Tuesday, August 28, 2012

Harpale; Brett Brux Trois Tasting Notes

Harpale Ale; White labs 644; Brettanomyces Bruxellenis Trois Version

I haven't made a beer in a long time that I have been this excited to drink, share, and write about.  The bulk of the work came long before brew day.  I knew that I had wanted to brew a 100% brett fermented beer but did not know exactly which strain to use.  I had done some great secondary brett projects (Saison De Posey is a good example) in the past with WLP645 and some other East Coast Yeast  strains but I wasn't sure I wanted to do something in primary with those; and in the case of ECY, getting a hold of it up until recently was too difficult to plan around.

I have been brewing this recipe for quite some time as a good ol fashioned stand by that pleases me, my friends, and is relatively inexpensive to make and can be put together using mostly the bulk malts I keep around the house.  As the hops are usually the stand out in this recipe I knew I could back those back a bit and play with them in order to best compliment the hops.

There are a couple things that I would change about this beer the next time I brew it but, overall, I am very happy with this beer.

Appearance: The beer pours a deep copper color.  In the sunshine or up to a light you notice it is lighter and has more marmalade around the outer edges.  Beer pours hazy.  I imagine that is due to the brett as its' counter part is quite clear.  Big white head that stands tall but dissipates fairly quickly and is left with a bit of lacing and a thin white head that stays as the beer drinks.
I also would like this beer be a tad lighter.  It is still in the ballpark of where it should be for a Pale Ale but my preference is the lower end of the color scale for this style.

The Nose: This is where the beer really appeals to me.  The nose really hits you with tropical fruit with mango, a bit of pineapple, and peachyness comes through.  The hops really play into this and I am not sure exactly what percentage of the smell is what.  My wife gets a strong sense of papaya in the nose and ripe peaches.  She also feels a bit of coriander is there.
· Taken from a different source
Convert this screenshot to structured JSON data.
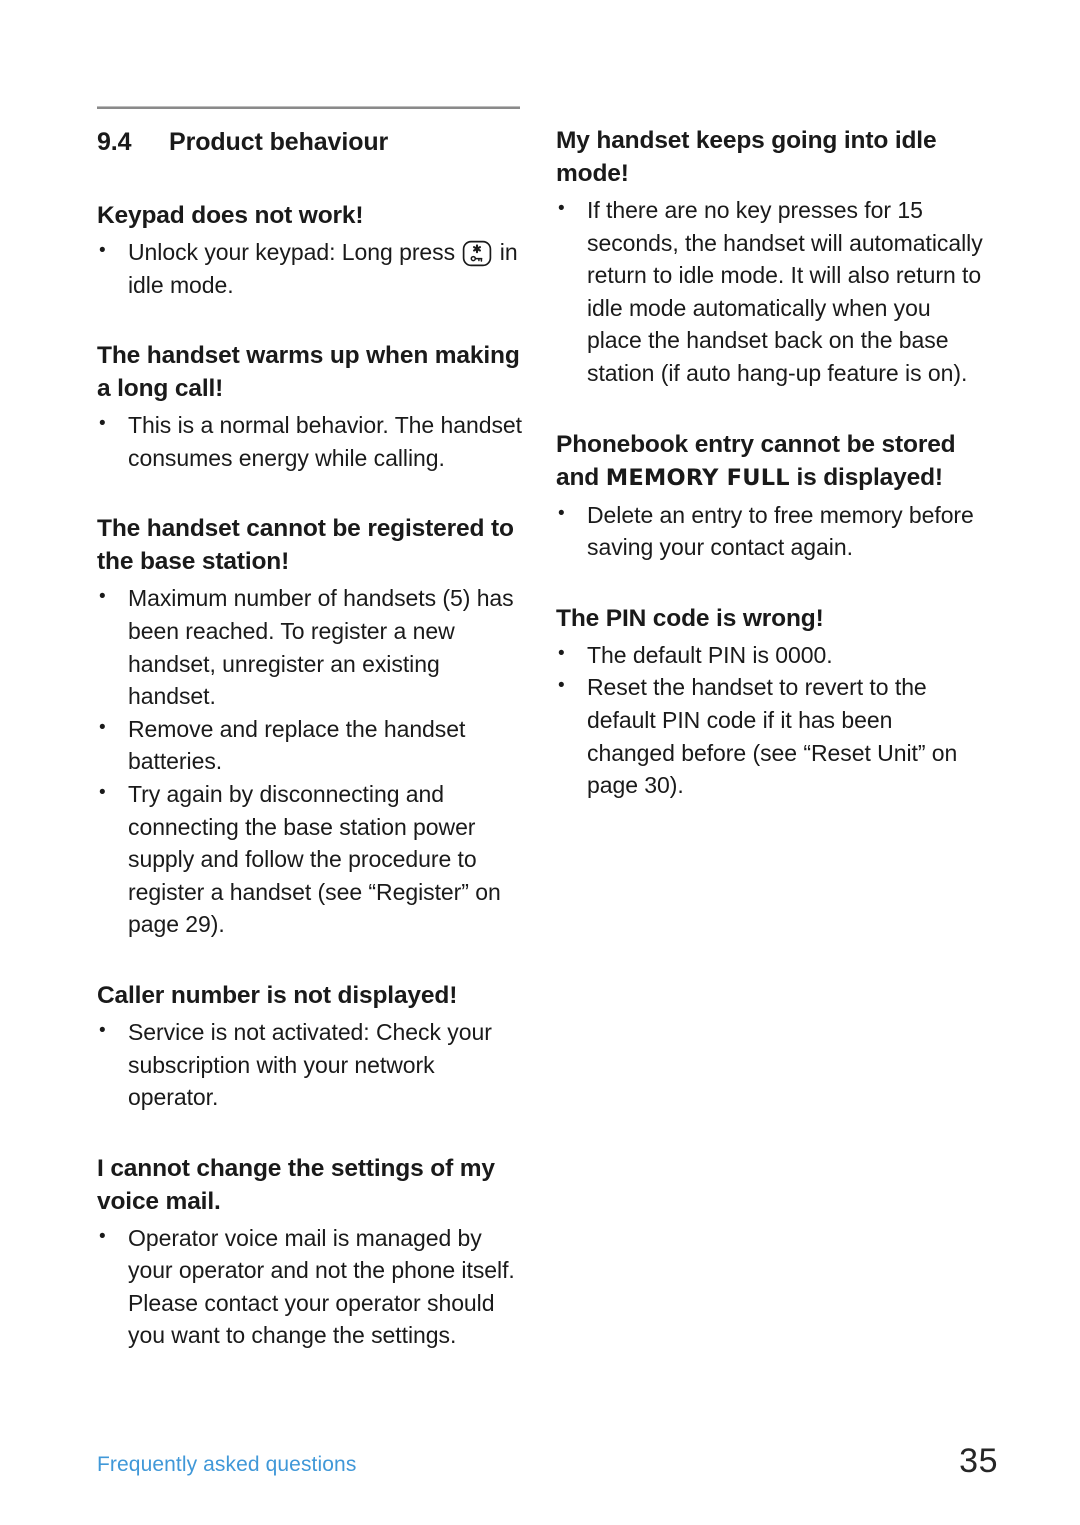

There is also some nice spicy brett finish in the back end of the nose which would play nicely with a variety of hops.  I do not really get any/much malt on the nose.  I think I can pick it up as the beer warms but I may be wrong there.

Taste: The first thing I pick up is a slight brett tang in the cheeks that is very light and quickly takes second stage to the fruit you pick up in the nose.  It is nicely balanced though and one does not over power the other.  The back end is warm with a bit of alcohol, has hints of bitterness, and a tad of maltiness.

Mouthfeel: Dry. Not really any pucker that can come with some bretts.  The carbonation is great and isn't too effervescent.

Thoughts about moving forward:
This beer is really fun to drink.  It is complex enough to make you take a sip, swirl the glass, take another sip, and then smell it some more to get to the "bottom of it."  However, it isn't too complex that you can't drink a few in a row.  In moving forward, I think I would like to try this yeast with a less hoppy beer like a kolsch to get a really good idea of what this yeast can do.  As mentioned before, I would like to this beer be a tad lighter for my next go round with it.


  1. Have you brewed anything else up with this yeast strain? I'm building up a starter with it now and thinking about doing something quite similar to this, a nice hoppy pale ale, hoping that the brett will complement the C hops well.

    What are your thoughts on pitching rate, fermentation temp, and wort pH with this strain? I'm reading up on it a bit and was just curious on what your take was.


    Chris, @NChomebrewing

  2. Chris
    I don't have much insight into the pH levels with this strain. However, I recommend a BIG pitch. I went larger than a standard lager starter. This is great strain that produces great results as a primary. I fermented in the low 60s for the entire time. I did a direct transfer from an extended primary into a purged keg to really reduce oxygen intake. Keep in mind, brett won't finish as dry if it is used as a primary yeast.

    I'd recommend using the MrMalty pitch rate calculator and choose lager as your beer type.